The “Milk Mustache” Ads Are All Wet
The “milk mustache” ads’ health claims violate federal advertising guidelines, according to a PCRM petition filed with the Federal Trade Commission (FTC) in April. The ad campaign has tried to seduce consumers with promises of strong bones, lower blood pressure, and better sports performance. But, says PCRM’s petition, the ads have taken a long walk off a short scientific pier.
The FTC regulates claims in advertising, while the Food and Drug Administration (FDA) regulates claims on food packages. The two agencies try to stay in sync, allowing only certain health claims. For example, products low in fat and cholesterol may claim a role in reducing the risk of heart disease and cancer, and foods rich in folic acid may help prevent neural tube defects.
The FDA permits advertisers to claim that calcium-rich foods cut the risk of osteoporosis. However, the claim can be made only for Asian and Caucasian females in their bone-building years, since African Americans and males in general have a much lower risk of osteoporosis and there is no evidence that adding extra calcium—from milk or anything else—is helpful for these groups. Indeed, nearly all studies that have examined calcium intake have specifically excluded African Americans due to differences in bone density. Within the FDA’s review of literature on calcium and osteoporosis, all subjects in five of seven cited studies were Caucasian. In the two remaining studies, one included 80 women of European ancestry and only 1 from India, while the other included 295 women with only 9 subjects identified as not Caucasian.
Data in older women show that milk-drinkers have as many (or possibly even more) fractures as women who avoid milk. Nonetheless, milk mustache ads have suggested that milk has bone-protecting benefits for African Americans, males, and older women.
African-American model Tyra Banks—bikini, mustache, and all—says, “Stop drooling and listen. One in five victims of osteoporosis is male. Don’t worry. Calcium can help prevent it. And ice cold, lowfat milk is a great source of calcium… .”
African-American film director Spike Lee appeared in an ad promoting milk’s supposed bone-building properties, saying, “[Y]our bones are still growing until you’re 35.” Joining Spike Lee in violating the gender rule, Conan O’Brien appeared in an ad saying, “Big guys need the calcium as much as kids do.” Celebrities are typically paid $25,000 for appearing in the ads.

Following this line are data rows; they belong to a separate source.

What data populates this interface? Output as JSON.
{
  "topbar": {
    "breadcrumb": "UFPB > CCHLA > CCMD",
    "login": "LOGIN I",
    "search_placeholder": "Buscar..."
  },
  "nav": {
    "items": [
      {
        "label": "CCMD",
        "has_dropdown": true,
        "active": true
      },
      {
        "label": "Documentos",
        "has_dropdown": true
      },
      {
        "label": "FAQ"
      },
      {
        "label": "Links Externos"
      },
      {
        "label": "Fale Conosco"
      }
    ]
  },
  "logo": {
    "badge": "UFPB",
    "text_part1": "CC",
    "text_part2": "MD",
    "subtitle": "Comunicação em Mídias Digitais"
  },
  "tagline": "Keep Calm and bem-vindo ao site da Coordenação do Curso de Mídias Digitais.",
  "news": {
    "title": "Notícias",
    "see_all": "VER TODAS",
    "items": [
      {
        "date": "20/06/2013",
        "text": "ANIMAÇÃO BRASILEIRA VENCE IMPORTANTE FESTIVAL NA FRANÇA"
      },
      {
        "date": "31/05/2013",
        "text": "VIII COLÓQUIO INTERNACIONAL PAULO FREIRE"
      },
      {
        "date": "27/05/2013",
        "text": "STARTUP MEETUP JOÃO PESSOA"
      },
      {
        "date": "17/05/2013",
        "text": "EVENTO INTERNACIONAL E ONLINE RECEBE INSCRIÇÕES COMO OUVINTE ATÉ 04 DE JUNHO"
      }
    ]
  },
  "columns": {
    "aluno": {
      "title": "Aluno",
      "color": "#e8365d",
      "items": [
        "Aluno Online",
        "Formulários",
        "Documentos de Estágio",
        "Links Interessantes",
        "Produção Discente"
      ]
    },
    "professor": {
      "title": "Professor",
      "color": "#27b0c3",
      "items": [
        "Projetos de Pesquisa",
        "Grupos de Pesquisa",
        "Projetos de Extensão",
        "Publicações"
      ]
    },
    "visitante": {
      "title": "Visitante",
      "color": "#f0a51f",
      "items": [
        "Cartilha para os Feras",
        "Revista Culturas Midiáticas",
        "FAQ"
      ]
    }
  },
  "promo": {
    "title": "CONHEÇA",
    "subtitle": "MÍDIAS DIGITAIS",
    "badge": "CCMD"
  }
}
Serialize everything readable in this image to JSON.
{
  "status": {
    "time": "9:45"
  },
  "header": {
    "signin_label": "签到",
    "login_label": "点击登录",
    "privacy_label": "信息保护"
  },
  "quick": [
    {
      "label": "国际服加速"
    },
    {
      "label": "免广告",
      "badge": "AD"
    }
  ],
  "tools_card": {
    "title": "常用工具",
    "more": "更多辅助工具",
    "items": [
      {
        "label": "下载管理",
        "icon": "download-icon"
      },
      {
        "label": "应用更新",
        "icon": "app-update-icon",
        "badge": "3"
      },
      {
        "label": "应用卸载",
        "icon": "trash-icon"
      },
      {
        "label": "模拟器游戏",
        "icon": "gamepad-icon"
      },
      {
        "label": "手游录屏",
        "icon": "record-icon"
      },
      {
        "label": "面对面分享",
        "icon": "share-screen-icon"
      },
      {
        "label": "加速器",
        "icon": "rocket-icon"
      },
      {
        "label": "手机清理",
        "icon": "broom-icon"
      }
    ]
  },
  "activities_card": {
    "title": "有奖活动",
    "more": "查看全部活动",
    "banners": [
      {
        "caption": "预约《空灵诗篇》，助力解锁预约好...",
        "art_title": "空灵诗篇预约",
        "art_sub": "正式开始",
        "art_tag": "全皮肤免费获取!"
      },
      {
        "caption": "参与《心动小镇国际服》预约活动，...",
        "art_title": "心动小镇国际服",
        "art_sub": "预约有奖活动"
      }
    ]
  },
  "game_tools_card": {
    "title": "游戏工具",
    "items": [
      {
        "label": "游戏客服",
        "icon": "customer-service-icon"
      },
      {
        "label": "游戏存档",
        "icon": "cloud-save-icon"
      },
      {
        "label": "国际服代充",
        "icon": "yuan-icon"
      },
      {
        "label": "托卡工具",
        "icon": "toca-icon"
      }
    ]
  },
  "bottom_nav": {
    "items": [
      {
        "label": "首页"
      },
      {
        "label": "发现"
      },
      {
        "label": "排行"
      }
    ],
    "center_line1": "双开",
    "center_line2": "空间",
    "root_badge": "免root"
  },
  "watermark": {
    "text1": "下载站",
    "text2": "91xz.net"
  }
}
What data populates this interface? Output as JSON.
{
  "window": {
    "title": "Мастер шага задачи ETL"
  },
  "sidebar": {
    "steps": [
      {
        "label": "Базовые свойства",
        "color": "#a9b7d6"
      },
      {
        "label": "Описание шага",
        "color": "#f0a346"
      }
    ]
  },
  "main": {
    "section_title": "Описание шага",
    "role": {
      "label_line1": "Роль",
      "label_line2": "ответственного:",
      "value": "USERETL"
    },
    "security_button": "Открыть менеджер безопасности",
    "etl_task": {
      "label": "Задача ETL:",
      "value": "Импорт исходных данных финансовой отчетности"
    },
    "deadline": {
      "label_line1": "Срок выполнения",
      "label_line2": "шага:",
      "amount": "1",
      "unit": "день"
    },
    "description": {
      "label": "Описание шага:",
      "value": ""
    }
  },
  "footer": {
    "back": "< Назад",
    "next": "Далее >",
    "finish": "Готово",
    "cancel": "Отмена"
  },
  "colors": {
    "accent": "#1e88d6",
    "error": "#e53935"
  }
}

Of course, they’re not responsible for ad content. Copywriters working for the dairy industry put in the unjustified claims.
In laying out guidelines for health claims, the FDA ruled that “to ensure calcium and osteoporosis claims will not mislead those individuals within the population for whom relatively higher calcium intake over lifetime offers no apparent benefit to their bone health, FDA proposed that subpopulations clearly at risk be identified....” That did not include males at any age, any racial group other than Asians or Caucasians, or women older than their bone-building years.
Other milk mustache ads have been even more brazen. An ad featuring Larry King suggested that milk could lower the risk of high blood pressure, a claim specifically rejected by the FDA and not supported by scientific evidence.
A cup of whole milk also contains 5 grams of saturated fat, a level that is high enough to disqualify it from any health claims at all, according to federal rules. Only low-fat versions are permitted to make any health claims, yet many ads simply ignored the rules.
According to the FDA, “[C]ertain information is needed in the health claim in order for it to be truthful and not misleading to segments of the population that are not at high risk of developing osteoporosis or for whom no link between calcium and osteoporosis has been established.”
If PCRM’s complaint is successful, the National Fluid Milk Processor Promotion Board will have to withdraw or change the ads.
Here’s the FDA’s model claim for calcium and osteoporosis:
“Regular exercise and a healthy diet with enough calcium helps teens and young adult white and Asian women maintain good bone health and may reduce their risk of osteoporosis later in life.”